Business banking isn't a hot topic -- but having a good bank is crucial to your business's success.
Small business banking is a topic that sometimes gets short shrift. With interest rates only just beginning to rise and business services at big banks closely resembling one another, small business media coverage tends to focus on more interesting topics such as technology, operations and company culture.
Because the banking news is static, it's easy to forget how critical banks really are in the day-to-day of a small business. However, trying to differentiate competing banks is a difficult task. National banks tend to match one another too closely in the pricing and structure of their small business products, while local banks vary too widely based on local conditions. Still, there are a number of basic qualities that make a bank the ideal choice for a small business:
The easiest way to determine which local banks are active supporters of small businesses is to speak with their bankers in person. Brick-and-mortar banks have a significant advantage over online banks or lenders in this respect. If you're interested in banks that participate in government-backed financing, the Small Business Administration also provides information on the most active SBA 7(a) lenders through its online resources.

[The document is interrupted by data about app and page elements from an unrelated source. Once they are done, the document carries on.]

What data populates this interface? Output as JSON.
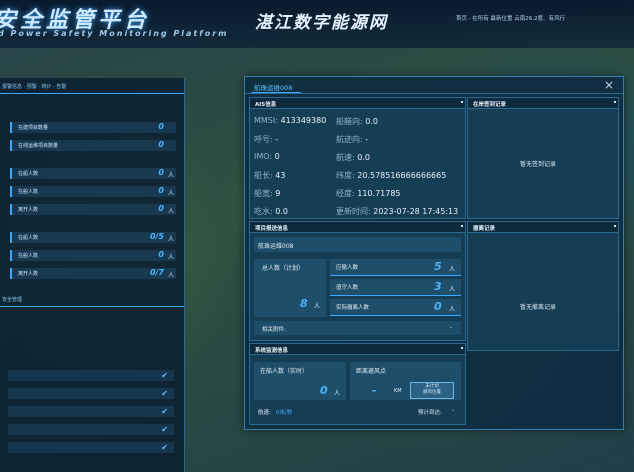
{
  "header": {
    "platform_title": "安全监管平台",
    "platform_subtitle": "d Power Safety Monitoring Platform",
    "center_title": "湛江数字能源网",
    "top_right_info": "首页  · 在所有  最新位置      云南26.2度、有风行"
  },
  "left_panel": {
    "tabs": "报警信息  · 预警  · 统计  · 告警",
    "rows": [
      {
        "label": "在建项目数量",
        "value": "0",
        "unit": ""
      },
      {
        "label": "在线运维项目数量",
        "value": "0",
        "unit": ""
      },
      {
        "label": "在船人数",
        "value": "0",
        "unit": "人"
      },
      {
        "label": "在船人数",
        "value": "0",
        "unit": "人"
      },
      {
        "label": "离开人数",
        "value": "0",
        "unit": "人"
      },
      {
        "label": "在船人数",
        "value": "0/5",
        "unit": "人"
      },
      {
        "label": "在船人数",
        "value": "0",
        "unit": "人"
      },
      {
        "label": "离开人数",
        "value": "0/7",
        "unit": "人"
      }
    ],
    "section_label": "安全管理"
  },
  "dialog": {
    "tab_label": "航珠运维008",
    "close_label": "×",
    "ais": {
      "title": "AIS信息",
      "fields": [
        {
          "label": "MMSI:",
          "value": "413349380"
        },
        {
          "label": "船艏向:",
          "value": "0.0"
        },
        {
          "label": "呼号:",
          "value": "-"
        },
        {
          "label": "航迹向:",
          "value": "-"
        },
        {
          "label": "IMO:",
          "value": "0"
        },
        {
          "label": "航速:",
          "value": "0.0"
        },
        {
          "label": "船长:",
          "value": "43"
        },
        {
          "label": "纬度:",
          "value": "20.578516666666665"
        },
        {
          "label": "船宽:",
          "value": "9"
        },
        {
          "label": "经度:",
          "value": "110.71785"
        },
        {
          "label": "吃水:",
          "value": "0.0"
        },
        {
          "label": "更新时间:",
          "value": "2023-07-28 17:45:13"
        }
      ]
    },
    "checkin": {
      "title": "在岸签到记录",
      "empty_text": "暂无签到记录"
    },
    "project": {
      "title": "项目报送信息",
      "ship_name": "航珠运维008",
      "total_label": "总人数（计划）",
      "total_value": "8",
      "total_unit": "人",
      "should_label": "应撤人数",
      "should_value": "5",
      "should_unit": "人",
      "stay_label": "值守人数",
      "stay_value": "3",
      "stay_unit": "人",
      "actual_label": "实际撤离人数",
      "actual_value": "0",
      "actual_unit": "人",
      "attachment_label": "相关附件:",
      "attachment_value": "-"
    },
    "evacuation": {
      "title": "撤离记录",
      "empty_text": "暂无撤离记录"
    },
    "monitor": {
      "title": "系统监测信息",
      "onboard_label": "在船人数（实时）",
      "onboard_value": "0",
      "onboard_unit": "人",
      "distance_label": "距离避风点",
      "distance_value": "-",
      "distance_unit": "KM",
      "route_button": "未计划\n避风位置",
      "speed_label": "航速:",
      "speed_value": "0米/秒",
      "eta_label": "预计到达:",
      "eta_value": "-"
    }
  }
}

One example of a highly active small business lender is Wells Fargo, which has $459 million in outstanding SBA loans as of January 2017.

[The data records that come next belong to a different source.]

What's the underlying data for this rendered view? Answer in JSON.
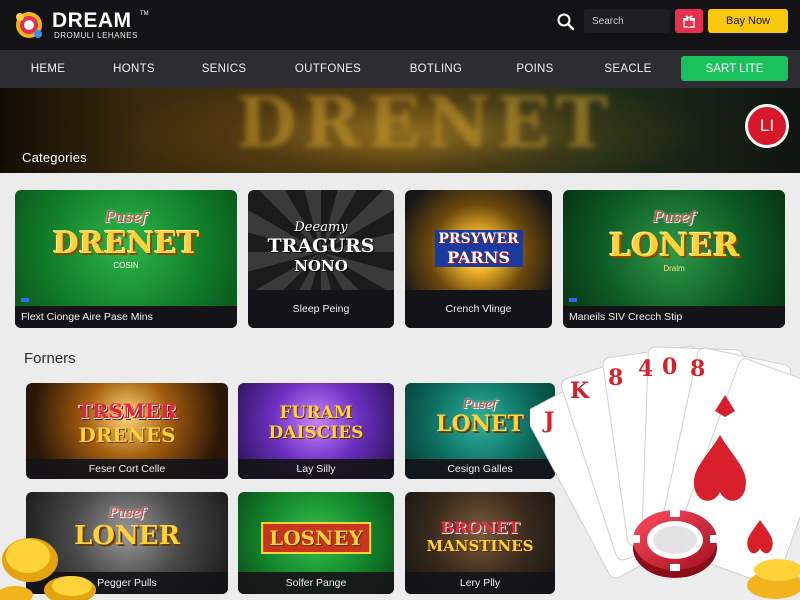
{
  "brand": {
    "name": "DREAM",
    "tm": "TM",
    "tagline": "DROMULI LEHANES"
  },
  "header": {
    "search_placeholder": "Search",
    "gift_icon": "gift-icon",
    "buy_label": "Bay Now"
  },
  "nav": {
    "items": [
      "HEME",
      "HONTS",
      "SENICS",
      "OUTFONES",
      "BOTLING",
      "POINS",
      "SEACLE"
    ],
    "cta": "SART LITE"
  },
  "hero": {
    "banner_text": "DRENET",
    "title": "Categories",
    "avatar_initials": "LI"
  },
  "colors": {
    "header_bg": "#131316",
    "nav_bg": "#2c2c31",
    "accent_yellow": "#f8c80d",
    "accent_green": "#19c25a",
    "accent_red": "#e5304e",
    "page_bg": "#ececec"
  },
  "categories": [
    {
      "script": "Pusef",
      "word": "DRENET",
      "sub": "COSIN",
      "label": "Flext Cionge Aire Pase Mins"
    },
    {
      "script": "Deeamy",
      "word": "TRAGURS",
      "sub": "NONO",
      "label": "Sleep Peing"
    },
    {
      "script": "",
      "word": "PRSYWER",
      "sub": "PARNS",
      "label": "Crench Vlinge"
    },
    {
      "script": "Pusef",
      "word": "LONER",
      "sub": "Dralm",
      "label": "Maneils SIV Crecch Stip"
    }
  ],
  "featured": {
    "title": "Forners",
    "row1": [
      {
        "script": "",
        "word": "TRSMER",
        "sub": "DRENES",
        "label": "Feser Cort Celle"
      },
      {
        "script": "",
        "word": "FURAM",
        "sub": "DAISCIES",
        "label": "Lay Silly"
      },
      {
        "script": "Pusef",
        "word": "LONET",
        "sub": "",
        "label": "Cesign Galles"
      }
    ],
    "row2": [
      {
        "script": "Pusef",
        "word": "LONER",
        "sub": "",
        "label": "Pegger Pulls"
      },
      {
        "script": "",
        "word": "LOSNEY",
        "sub": "",
        "label": "Solfer Pange"
      },
      {
        "script": "",
        "word": "BRONET",
        "sub": "MANSTINES",
        "label": "Lery Plly"
      }
    ]
  },
  "playing_cards": [
    "J",
    "K",
    "8",
    "4",
    "0",
    "8"
  ]
}
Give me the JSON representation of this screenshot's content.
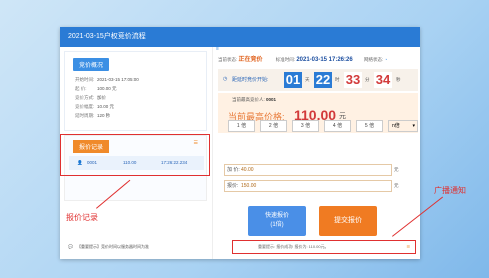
{
  "window": {
    "title": "2021-03-15户权竞价流程"
  },
  "info": {
    "header": "竞价概况",
    "rows": [
      {
        "label": "开始时间:",
        "value": "2021-03-15 17:05:00"
      },
      {
        "label": "起 价:",
        "value": "100.00 元"
      },
      {
        "label": "竞价方式:",
        "value": "加价"
      },
      {
        "label": "竞价幅度:",
        "value": "10.00 元"
      },
      {
        "label": "延时周期:",
        "value": "120 秒"
      }
    ]
  },
  "records": {
    "header": "报价记录",
    "rows": [
      {
        "bidder": "0001",
        "price": "110.00",
        "time": "17:26:22.234"
      }
    ]
  },
  "notice": "【重要提示】竞价时间以服务器时间为准",
  "status": {
    "label": "当前状态:",
    "value": "正在竞价",
    "server_label": "标准时间:",
    "server_time": "2021-03-15 17:26:26",
    "network_label": "网络状态:"
  },
  "countdown": {
    "label": "距延时竞价开始:",
    "days": "01",
    "days_unit": "天",
    "hours": "22",
    "hours_unit": "时",
    "minutes": "33",
    "minutes_unit": "分",
    "seconds": "34",
    "seconds_unit": "秒"
  },
  "price": {
    "bidder_label": "当前最高竞价人:",
    "bidder": "0001",
    "label": "当前最高价格:",
    "value": "110.00",
    "unit": "元"
  },
  "multipliers": [
    "1 倍",
    "2 倍",
    "3 倍",
    "4 倍",
    "5 倍"
  ],
  "multiplier_select": "n倍",
  "inputs": {
    "add_label": "加 价:",
    "add_value": "40.00",
    "bid_label": "报价:",
    "bid_value": "150.00",
    "unit": "元"
  },
  "buttons": {
    "quick_line1": "快速报价",
    "quick_line2": "(1倍)",
    "submit": "提交报价"
  },
  "broadcast": "重要提示: 报价成功! 报价为: 110.00元。",
  "annotations": {
    "records": "报价记录",
    "broadcast": "广播通知"
  },
  "colors": {
    "accent": "#2a7bd5",
    "orange": "#f07b22",
    "red": "#e03030"
  }
}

However, smaller banks tend to offer better service than national banks like Wells Fargo because they're able to concentrate more of their attention and resources in their immediate neighborhoods. Though they may not have as much capital available, you'll find that local banks tend to be more flexible and accommodating towards your business's specific circumstances. While online lending has made great strides in recent years, your best chances of getting a competitive loan rate are still with your local banks.
Active Small Business Lending
Banks are the main source of funding for many entrepreneurs, providing loans and credit products suited to many different needs. A bank that is serious about pursuing relationships with small businesses will offer financing options for every stage of a small business's development.